§ What needs to be done
An exact reprint of all the records is the expected answer.

Web page and app entries
::::
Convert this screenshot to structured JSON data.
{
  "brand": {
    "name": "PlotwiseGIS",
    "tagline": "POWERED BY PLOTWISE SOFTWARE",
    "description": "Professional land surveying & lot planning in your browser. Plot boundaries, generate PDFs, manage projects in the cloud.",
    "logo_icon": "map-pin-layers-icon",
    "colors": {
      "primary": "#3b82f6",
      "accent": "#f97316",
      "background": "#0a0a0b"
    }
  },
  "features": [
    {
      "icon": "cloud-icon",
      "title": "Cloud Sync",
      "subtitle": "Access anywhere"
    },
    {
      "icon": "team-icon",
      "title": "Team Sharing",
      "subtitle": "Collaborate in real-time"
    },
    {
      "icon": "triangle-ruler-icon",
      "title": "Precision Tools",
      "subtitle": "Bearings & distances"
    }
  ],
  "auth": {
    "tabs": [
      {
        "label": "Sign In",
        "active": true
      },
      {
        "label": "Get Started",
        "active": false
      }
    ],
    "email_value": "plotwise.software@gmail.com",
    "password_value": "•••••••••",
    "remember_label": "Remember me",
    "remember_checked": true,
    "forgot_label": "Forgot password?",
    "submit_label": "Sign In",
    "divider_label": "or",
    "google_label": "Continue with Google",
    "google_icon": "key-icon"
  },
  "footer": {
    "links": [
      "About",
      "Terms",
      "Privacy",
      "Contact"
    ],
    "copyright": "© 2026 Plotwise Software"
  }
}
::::
§ Output for this task
Convert this screenshot to structured JSON data.
{
  "brand": {
    "name": "PlotwiseGIS",
    "tagline": "POWERED BY PLOTWISE SOFTWARE",
    "description": "Professional land surveying & lot planning in your browser. Plot boundaries, generate PDFs, manage projects in the cloud.",
    "logo_icon": "map-pin-layers-icon",
    "colors": {
      "primary": "#3b82f6",
      "accent": "#f97316",
      "background": "#0a0a0b"
    }
  },
  "features": [
    {
      "icon": "cloud-icon",
      "title": "Cloud Sync",
      "subtitle": "Access anywhere"
    },
    {
      "icon": "team-icon",
      "title": "Team Sharing",
      "subtitle": "Collaborate in real-time"
    },
    {
      "icon": "triangle-ruler-icon",
      "title": "Precision Tools",
      "subtitle": "Bearings & distances"
    }
  ],
  "auth": {
    "tabs": [
      {
        "label": "Sign In",
        "active": true
      },
      {
        "label": "Get Started",
        "active": false
      }
    ],
    "email_value": "plotwise.software@gmail.com",
    "password_value": "•••••••••",
    "remember_label": "Remember me",
    "remember_checked": true,
    "forgot_label": "Forgot password?",
    "submit_label": "Sign In",
    "divider_label": "or",
    "google_label": "Continue with Google",
    "google_icon": "key-icon"
  },
  "footer": {
    "links": [
      "About",
      "Terms",
      "Privacy",
      "Contact"
    ],
    "copyright": "© 2026 Plotwise Software"
  }
}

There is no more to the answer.